Thanks to ‘Crazy Rich Asians’, the rom com is back…as playful, silly and eye-candy-infused as ever.
Director Jon M. Chu is a veteran of music videos and dance movies – and oh, does it show. Depth? We don’t get a lot of that ’round here. Entertaining? True dat. ‘Crazy Rich Asians’ isn’t really a brilliant film, but it IS brilliantly quirky….and for this sort of fare, that’s not only the most important prerequisite to come armed with, it’s pretty much the ONLY one you need.
Constance Wu plays Rachel, an NYU economist, raised by in the U.S. by a Chinese-immigrant single mom. She has no clue that her boyfriend, Nick Young (Henry Golding) is the heir to one of Singapore’s richest families. Then she accompanies him on a trip home – and the silver spoon is out of the bag.
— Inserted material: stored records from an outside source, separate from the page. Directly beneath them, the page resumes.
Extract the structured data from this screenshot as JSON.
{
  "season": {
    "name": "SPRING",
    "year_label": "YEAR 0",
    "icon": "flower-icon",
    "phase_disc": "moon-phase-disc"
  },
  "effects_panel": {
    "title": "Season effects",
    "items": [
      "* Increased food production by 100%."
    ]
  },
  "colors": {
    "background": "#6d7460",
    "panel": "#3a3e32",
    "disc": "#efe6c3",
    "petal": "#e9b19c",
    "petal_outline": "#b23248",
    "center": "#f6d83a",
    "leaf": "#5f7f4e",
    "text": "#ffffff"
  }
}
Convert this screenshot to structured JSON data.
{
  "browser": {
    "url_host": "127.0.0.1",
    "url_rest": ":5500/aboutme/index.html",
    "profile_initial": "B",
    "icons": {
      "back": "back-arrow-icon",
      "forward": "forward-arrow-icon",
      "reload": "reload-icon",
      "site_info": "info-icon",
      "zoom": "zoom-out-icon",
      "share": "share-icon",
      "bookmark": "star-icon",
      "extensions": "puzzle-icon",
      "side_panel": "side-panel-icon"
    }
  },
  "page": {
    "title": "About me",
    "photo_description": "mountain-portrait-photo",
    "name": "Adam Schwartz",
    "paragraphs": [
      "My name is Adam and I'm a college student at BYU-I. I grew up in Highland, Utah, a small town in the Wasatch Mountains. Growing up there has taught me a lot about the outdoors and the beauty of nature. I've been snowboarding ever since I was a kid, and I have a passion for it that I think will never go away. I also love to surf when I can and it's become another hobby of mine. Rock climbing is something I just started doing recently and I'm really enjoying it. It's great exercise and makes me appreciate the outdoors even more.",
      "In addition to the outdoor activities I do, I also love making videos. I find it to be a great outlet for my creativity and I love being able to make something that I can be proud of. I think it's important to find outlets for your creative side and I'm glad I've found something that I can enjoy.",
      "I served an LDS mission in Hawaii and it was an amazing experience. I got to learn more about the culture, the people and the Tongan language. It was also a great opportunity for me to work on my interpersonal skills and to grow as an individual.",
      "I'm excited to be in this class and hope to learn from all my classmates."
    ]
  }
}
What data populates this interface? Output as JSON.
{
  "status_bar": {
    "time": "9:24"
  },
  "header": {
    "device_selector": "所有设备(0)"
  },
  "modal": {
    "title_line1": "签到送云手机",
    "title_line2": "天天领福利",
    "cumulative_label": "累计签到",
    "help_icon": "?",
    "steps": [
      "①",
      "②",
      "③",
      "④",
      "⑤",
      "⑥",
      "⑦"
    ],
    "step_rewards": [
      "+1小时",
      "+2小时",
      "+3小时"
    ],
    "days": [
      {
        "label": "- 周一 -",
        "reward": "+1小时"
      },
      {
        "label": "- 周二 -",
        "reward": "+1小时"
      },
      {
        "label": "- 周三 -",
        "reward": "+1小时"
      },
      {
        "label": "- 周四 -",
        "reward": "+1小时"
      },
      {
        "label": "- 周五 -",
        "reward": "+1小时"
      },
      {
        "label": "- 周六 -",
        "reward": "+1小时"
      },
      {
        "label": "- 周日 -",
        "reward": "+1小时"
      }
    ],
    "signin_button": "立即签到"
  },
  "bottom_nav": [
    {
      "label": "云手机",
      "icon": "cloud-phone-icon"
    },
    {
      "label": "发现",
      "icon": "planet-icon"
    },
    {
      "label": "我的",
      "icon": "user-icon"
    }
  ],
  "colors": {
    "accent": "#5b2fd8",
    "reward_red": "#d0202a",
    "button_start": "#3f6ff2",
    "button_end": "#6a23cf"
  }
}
Those unfamiliar with the popular novel on which this film is based might have a bit of a bumpy ride initially – ‘Crazy Rich Asians’ is a wee more eclectic than your average Cinderella satire – but any kind of adjustment is brief, thanks largely to the comic presence of scene-stealer Awkwafina, Rachel’s brash pal from her undergraduate days, Ken Jeong, doing the outrageous Ken Jeong ‘thing’, and Nick Santos, who plays Nick’s cousin from the ‘rainbow branch’ of the family.
It’s not often that actors of Asian descent play substantial roles in American films; ‘Joy Luck Club’, released back in 1993, was the last one I can think of that rolled the dice on the concept. The gamble paid off then, and it pays off big time now.